Long thought to be non-existent in humans, brown and beige adipose tissue plays a key role in our body’s energy homeostasis. Nevertheless, they are in short supply in our bodies, and observing them in situ is not easy. A French scientific team1 from Inserm, ESF and Toulouse III - Paul Sabatier University, led by Professor Louis Casteilla and based at the Restore Institute (CNRS/EFS/Inserm/UT3), has developed a unique process to generate them in the laboratory in the form of organoids. Their study was published in Advanced Science on September 21.
Fat may not get much press, but it’s essential to the proper functioning of our bodies. Since 2009 and the discovery of new types of adipose tissue in humans, both brown and beige, biological research in this field has accelerated. White adipose tissue accounts for over 95% of body fat. It helps regulate energy metabolism by storing and releasing the energy we need to live.
Brown adipose tissue has an entirely different role: it participates in adaptive thermogenesis. In other words, it dissipates stored energy in the form of heat, thereby regulating body temperature. However, it has been found to be dysfunctional in obese patients, as well as during aging. It therefore appears to be an object of study and a major therapeutic target.
Given its low quantity in the body, stimulating the conversion of white adipose tissue into beige tissue, whose properties are very similar to those of brown tissue, is the avenue favoured by scientists. Until now, in vitro study models have been limited to conventional two-dimensional cell cultures in Petri dishes, far from reproducing the complex three-dimensional context of tissue in vivo. On the other hand, animal-based models do not present the same physiology of these tissues as humans.
The multidisciplinary collaboration of the teams involved in the scientific study has enabled the development of a unique tissue engineering process for generating pre-vascularized organoids of human beige adipose tissue of variable dimensions.

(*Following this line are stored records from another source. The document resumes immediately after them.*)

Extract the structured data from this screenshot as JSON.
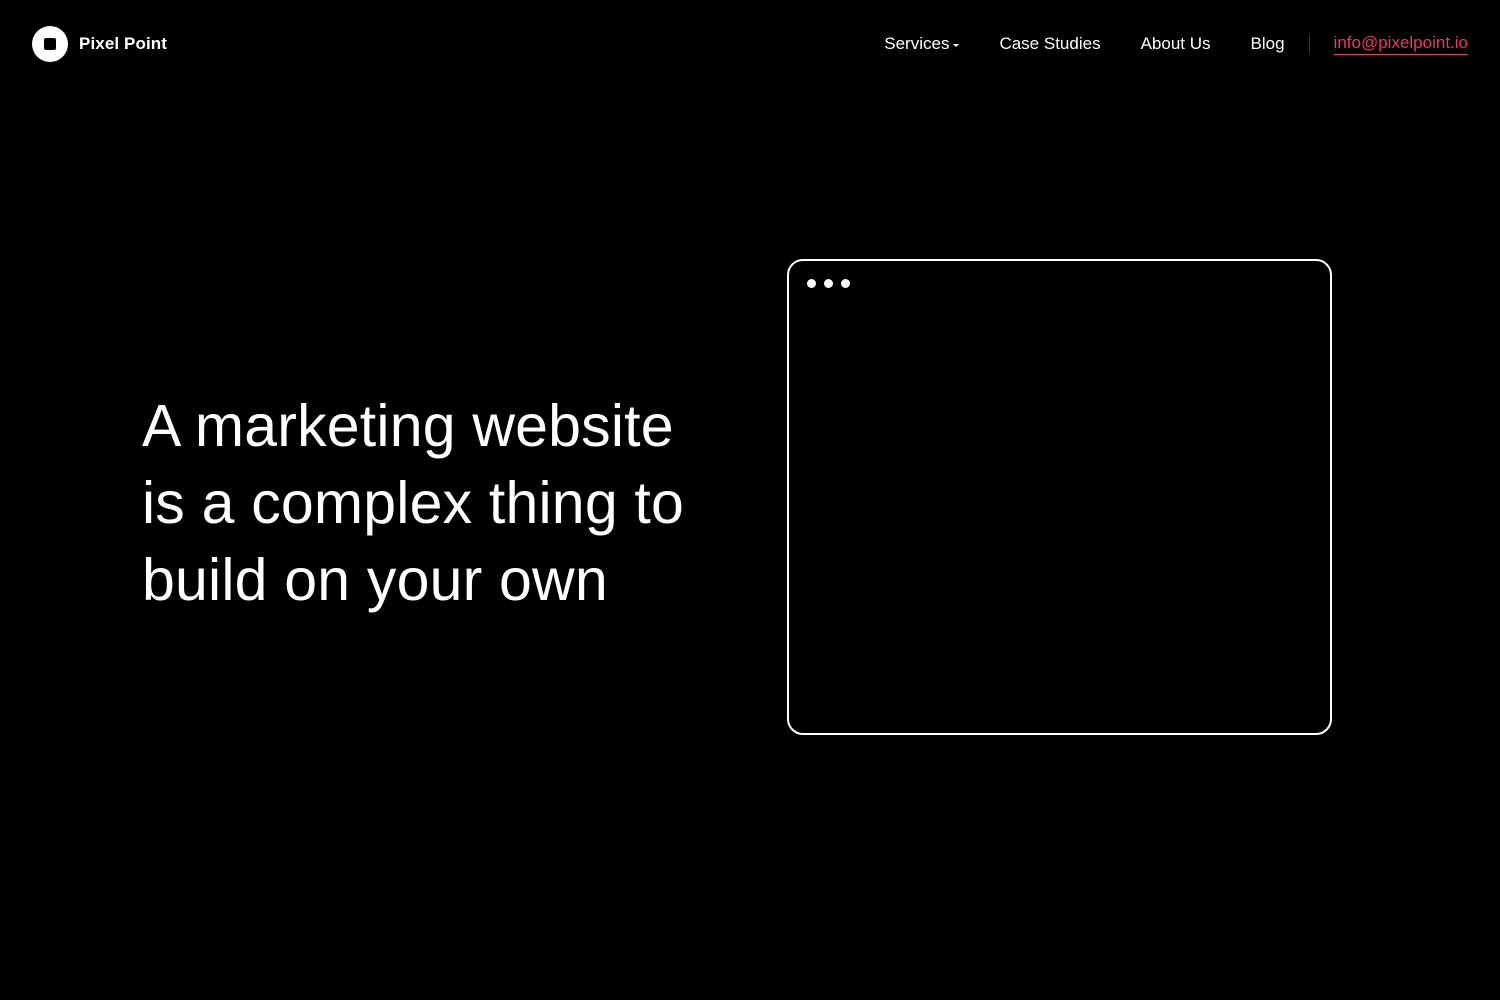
{
  "header": {
    "logo": {
      "text": "Pixel Point",
      "icon": "square-in-circle-logo-icon"
    },
    "nav": {
      "items": [
        {
          "label": "Services",
          "has_dropdown": true,
          "icon": "caret-down-icon"
        },
        {
          "label": "Case Studies",
          "has_dropdown": false
        },
        {
          "label": "About Us",
          "has_dropdown": false
        },
        {
          "label": "Blog",
          "has_dropdown": false
        }
      ],
      "email": "info@pixelpoint.io"
    }
  },
  "hero": {
    "title_lines": [
      "A marketing website",
      "is a complex thing to",
      "build on your own"
    ],
    "illustration": {
      "type": "browser-window",
      "dots_icon": "window-controls-dots-icon"
    }
  },
  "colors": {
    "background": "#000000",
    "text": "#ffffff",
    "accent": "#e8376a"
  }
}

Organoids are increasingly used in medical research to produce models capable of mimicking the physiology of human tissues by reproducing their structural complexity and cellular variety. They can be used both for the development of in vitro tests as an alternative to animal experimentation, and for their transplantation for therapeutic purposes.

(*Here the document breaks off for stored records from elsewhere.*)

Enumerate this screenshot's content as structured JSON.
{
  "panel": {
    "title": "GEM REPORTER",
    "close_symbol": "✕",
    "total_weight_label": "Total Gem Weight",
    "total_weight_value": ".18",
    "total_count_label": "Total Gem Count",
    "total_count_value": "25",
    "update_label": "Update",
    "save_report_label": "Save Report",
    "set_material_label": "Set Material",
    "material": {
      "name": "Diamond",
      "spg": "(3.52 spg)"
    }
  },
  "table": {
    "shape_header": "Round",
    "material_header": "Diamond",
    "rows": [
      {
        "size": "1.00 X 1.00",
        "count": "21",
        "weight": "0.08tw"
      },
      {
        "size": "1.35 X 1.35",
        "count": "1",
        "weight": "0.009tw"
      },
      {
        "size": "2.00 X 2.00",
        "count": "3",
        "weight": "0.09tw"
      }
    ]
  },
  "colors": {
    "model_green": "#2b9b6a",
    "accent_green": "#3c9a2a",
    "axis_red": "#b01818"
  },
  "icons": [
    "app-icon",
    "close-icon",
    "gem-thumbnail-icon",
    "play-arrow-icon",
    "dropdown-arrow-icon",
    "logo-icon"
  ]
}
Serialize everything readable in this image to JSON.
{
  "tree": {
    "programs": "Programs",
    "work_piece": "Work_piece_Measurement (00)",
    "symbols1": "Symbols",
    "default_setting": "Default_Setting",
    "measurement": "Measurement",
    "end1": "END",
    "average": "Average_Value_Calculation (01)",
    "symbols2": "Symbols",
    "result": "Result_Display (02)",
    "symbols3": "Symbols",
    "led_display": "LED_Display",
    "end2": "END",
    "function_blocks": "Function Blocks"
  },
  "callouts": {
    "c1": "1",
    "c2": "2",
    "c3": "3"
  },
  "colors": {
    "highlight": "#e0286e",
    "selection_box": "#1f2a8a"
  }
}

By creating an appropriate biochemical and biomechanical microenvironment using hydrogel and defined growth-inducing factors, the scientists have developed a unique engineering process required for the emergence of millimeter-sized adipose tissue organoids, as well as centimeter-sized micro-tissues. Two patents have been filed for this work.

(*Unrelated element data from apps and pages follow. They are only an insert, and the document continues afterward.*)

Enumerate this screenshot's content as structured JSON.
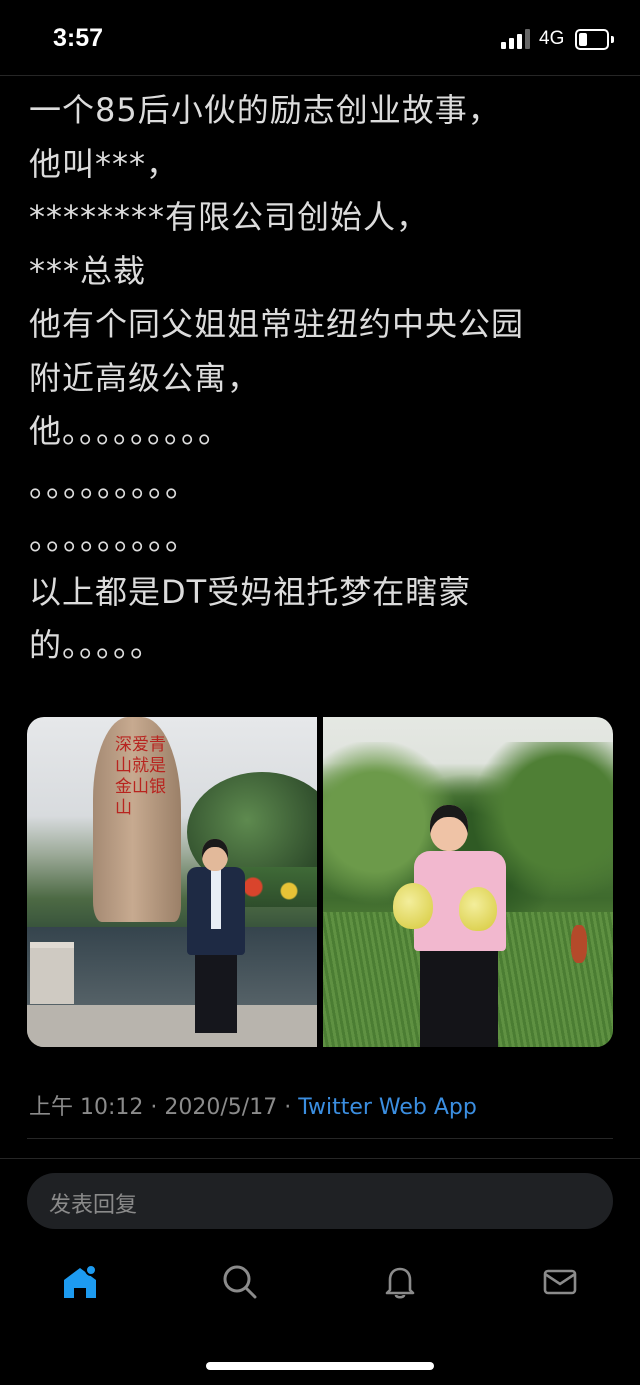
{
  "status_bar": {
    "time": "3:57",
    "network": "4G",
    "battery_level": 0.3
  },
  "tweet": {
    "lines": [
      "一个85后小伙的励志创业故事，",
      "他叫***，",
      "********有限公司创始人，",
      "***总裁",
      "他有个同父姐姐常驻纽约中央公园",
      "附近高级公寓，",
      "他。。。。。。。。。",
      "。。。。。。。。。",
      "。。。。。。。。。",
      "以上都是DT受妈祖托梦在瞎蒙",
      "的。。。。。"
    ],
    "rock_inscription": "深爱青山就是金山银山"
  },
  "meta": {
    "time": "上午 10:12",
    "separator": " · ",
    "date": "2020/5/17",
    "app": "Twitter Web App"
  },
  "reply": {
    "placeholder": "发表回复"
  },
  "tabbar": {
    "icons": [
      "home-icon",
      "search-icon",
      "notifications-icon",
      "messages-icon"
    ],
    "accent": "#1d9bf0",
    "icon_color": "#8b8b8b"
  }
}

1 Collaboration between the Restore Institute (CNRS/EFS/Inserm/UT3), the Systems Analysis and Architecture Laboratory (LAAS-CNRS) and the Valrose Biology Institute (iBV, CNRS/Inserm/Université côte d’azur).